ISE, Mie Prefecture--The new year may be a time for joy, but Prime Minister Shinzo Abe was in no mood at his first news conference of the year here to address a controversial annual sakura gathering.

Details of the event have sparked controversy since late last year, in part, because the former chairman of Japan Life, a bankrupt company under police investigation for alleged fraudulent rental business operations, was revealed to have been invited to the 2015 installment.

An invitation letter to the individual in question bore the number 60, which is believed to be assigned to those recommended by the prime minister based on past records.

A reporter pressed Abe on Jan. 6 on whether he recommended the former chairman to the tax-funded party hosted by him, saying, "As the former chairman has himself revealed that he was invited, it is no longer personal information."

However, Abe looked uncomfortable and took just 30 seconds to respond, avoiding the subject as he has done previously, saying, "I've refrained from answering that question, as information about invitees is personal."

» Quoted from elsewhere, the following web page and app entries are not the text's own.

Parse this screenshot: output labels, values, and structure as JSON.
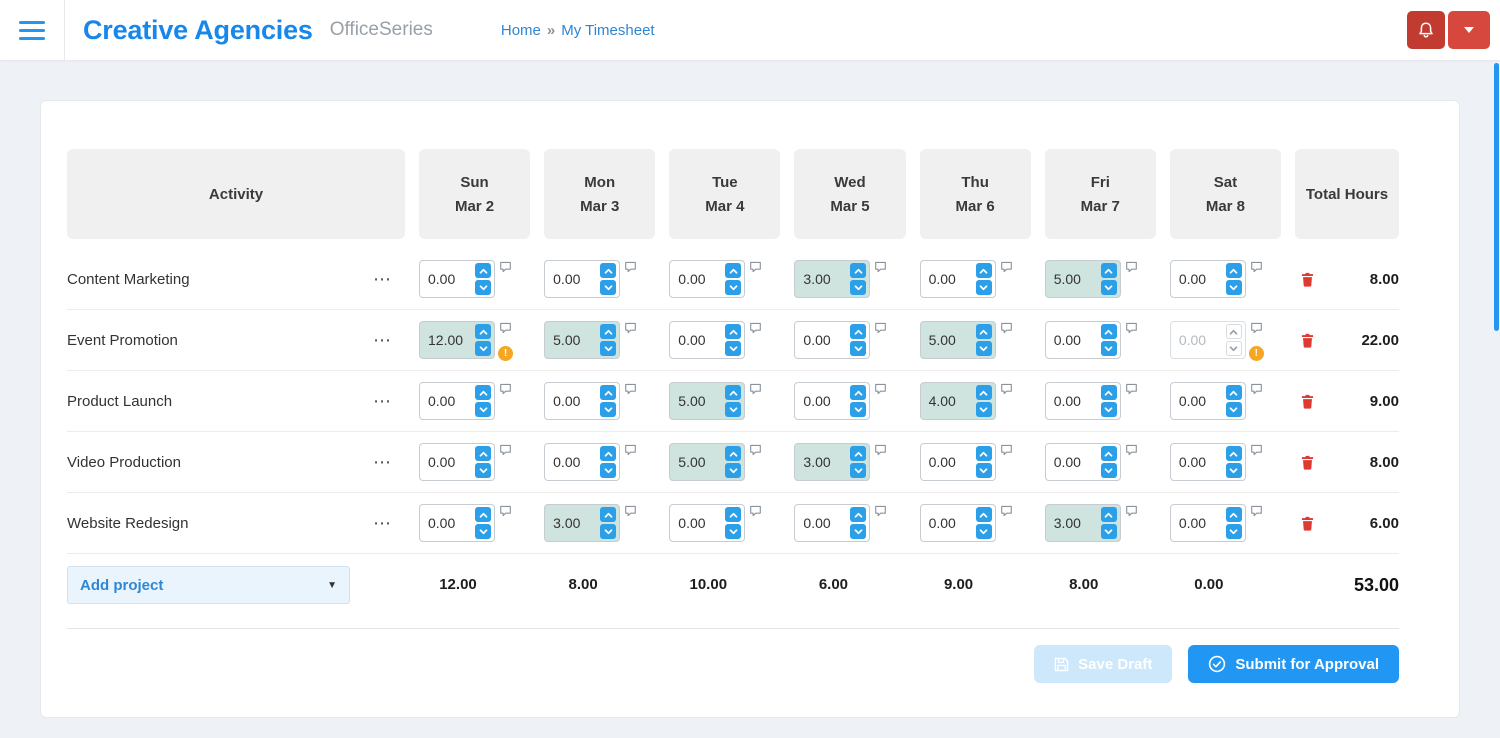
{
  "colors": {
    "accent": "#2196f3",
    "brand_blue": "#1787ea",
    "danger_red": "#df3a32",
    "warning_orange": "#f5a623",
    "cell_highlight": "#cfe3df"
  },
  "icons": {
    "menu": "hamburger-icon",
    "notifications": "bell-icon",
    "account": "caret-down-icon",
    "cell_note": "speech-bubble-icon",
    "delete_row": "trash-icon",
    "cell_warning": "exclamation-circle-icon",
    "save_draft": "floppy-disk-icon",
    "submit": "check-circle-icon"
  },
  "header": {
    "brand": "Creative Agencies",
    "product": "OfficeSeries",
    "breadcrumb": {
      "home": "Home",
      "separator": "»",
      "current": "My Timesheet"
    }
  },
  "table": {
    "columns": [
      {
        "label": "Activity"
      },
      {
        "day": "Sun",
        "date": "Mar 2"
      },
      {
        "day": "Mon",
        "date": "Mar 3"
      },
      {
        "day": "Tue",
        "date": "Mar 4"
      },
      {
        "day": "Wed",
        "date": "Mar 5"
      },
      {
        "day": "Thu",
        "date": "Mar 6"
      },
      {
        "day": "Fri",
        "date": "Mar 7"
      },
      {
        "day": "Sat",
        "date": "Mar 8"
      },
      {
        "label": "Total Hours"
      }
    ],
    "rows": [
      {
        "activity": "Content Marketing",
        "cells": [
          {
            "value": "0.00"
          },
          {
            "value": "0.00"
          },
          {
            "value": "0.00"
          },
          {
            "value": "3.00",
            "highlighted": true
          },
          {
            "value": "0.00"
          },
          {
            "value": "5.00",
            "highlighted": true
          },
          {
            "value": "0.00"
          }
        ],
        "total": "8.00"
      },
      {
        "activity": "Event Promotion",
        "cells": [
          {
            "value": "12.00",
            "highlighted": true,
            "warning": true
          },
          {
            "value": "5.00",
            "highlighted": true
          },
          {
            "value": "0.00"
          },
          {
            "value": "0.00"
          },
          {
            "value": "5.00",
            "highlighted": true
          },
          {
            "value": "0.00"
          },
          {
            "value": "0.00",
            "disabled": true,
            "warning": true
          }
        ],
        "total": "22.00"
      },
      {
        "activity": "Product Launch",
        "cells": [
          {
            "value": "0.00"
          },
          {
            "value": "0.00"
          },
          {
            "value": "5.00",
            "highlighted": true
          },
          {
            "value": "0.00"
          },
          {
            "value": "4.00",
            "highlighted": true
          },
          {
            "value": "0.00"
          },
          {
            "value": "0.00"
          }
        ],
        "total": "9.00"
      },
      {
        "activity": "Video Production",
        "cells": [
          {
            "value": "0.00"
          },
          {
            "value": "0.00"
          },
          {
            "value": "5.00",
            "highlighted": true
          },
          {
            "value": "3.00",
            "highlighted": true
          },
          {
            "value": "0.00"
          },
          {
            "value": "0.00"
          },
          {
            "value": "0.00"
          }
        ],
        "total": "8.00"
      },
      {
        "activity": "Website Redesign",
        "cells": [
          {
            "value": "0.00"
          },
          {
            "value": "3.00",
            "highlighted": true
          },
          {
            "value": "0.00"
          },
          {
            "value": "0.00"
          },
          {
            "value": "0.00"
          },
          {
            "value": "3.00",
            "highlighted": true
          },
          {
            "value": "0.00"
          }
        ],
        "total": "6.00"
      }
    ],
    "footer": {
      "add_project_label": "Add project",
      "day_totals": [
        "12.00",
        "8.00",
        "10.00",
        "6.00",
        "9.00",
        "8.00",
        "0.00"
      ],
      "grand_total": "53.00"
    }
  },
  "actions": {
    "save_draft_label": "Save Draft",
    "submit_label": "Submit for Approval"
  }
}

Abe has faced mounting criticism over the annual event in Tokyo over the swollen costs of the party and his apparent use of the function to reward supporters of the ruling Liberal Democratic Party.

The event is supposed to recognize individuals who make remarkable achievements in society.

Appearing less tense answering questions about other than the sakura gathering at the news conference, Abe pitched his administration's push for social security reforms over about 11 minutes at the beginning of the news conference. He spent about three to four minutes answering the rest of the questions.

Various news media polls in recent weeks have consistently shown that a majority of respondents are dissatisfied with Abe's explanation regarding the publicly funded cherry blossom event.

Abe said that he is aware of the criticism and will "consider the results of the opinion polls and sincerely respond to the matter."

The approval rating of the Abe Cabinet has taken a hit owing to revelations of the details of such gatherings and Abe's handling of the matter.

An Asahi Shimbun poll conducted in December found that the disapproval rating exceeded the approval rating for the first time in a year, at 42 percent and 38 percent, respectively.

The rating could drop further, as Tsukasa Akimoto, a member of the LDP in the Lower House, was arrested late last month on suspicion of receiving bribe money from a Chinese company seeking to open a casino in Japan. Akimoto served as a vice minister of the Cabinet Office and presided over issues related to integrated resort projects, including casinos.

The Abe administration is pushing casino-centered resort projects as part of efforts to bolster the economy.

At the close of the news conference, a reporter shouted out a question about suspicions surrounding Diet members accepting bribes over the projects, but Abe left without responding.

The Diet session, scheduled to start Jan. 20, is expected to be dominated by attacks by the opposition bloc against the administration over the sakura gathering and casino projects.

"Abe is cornered at the edge of a cliff," said Kazuo Shii, chairman of the Japanese Communist Party, at a Jan. 6 news conference.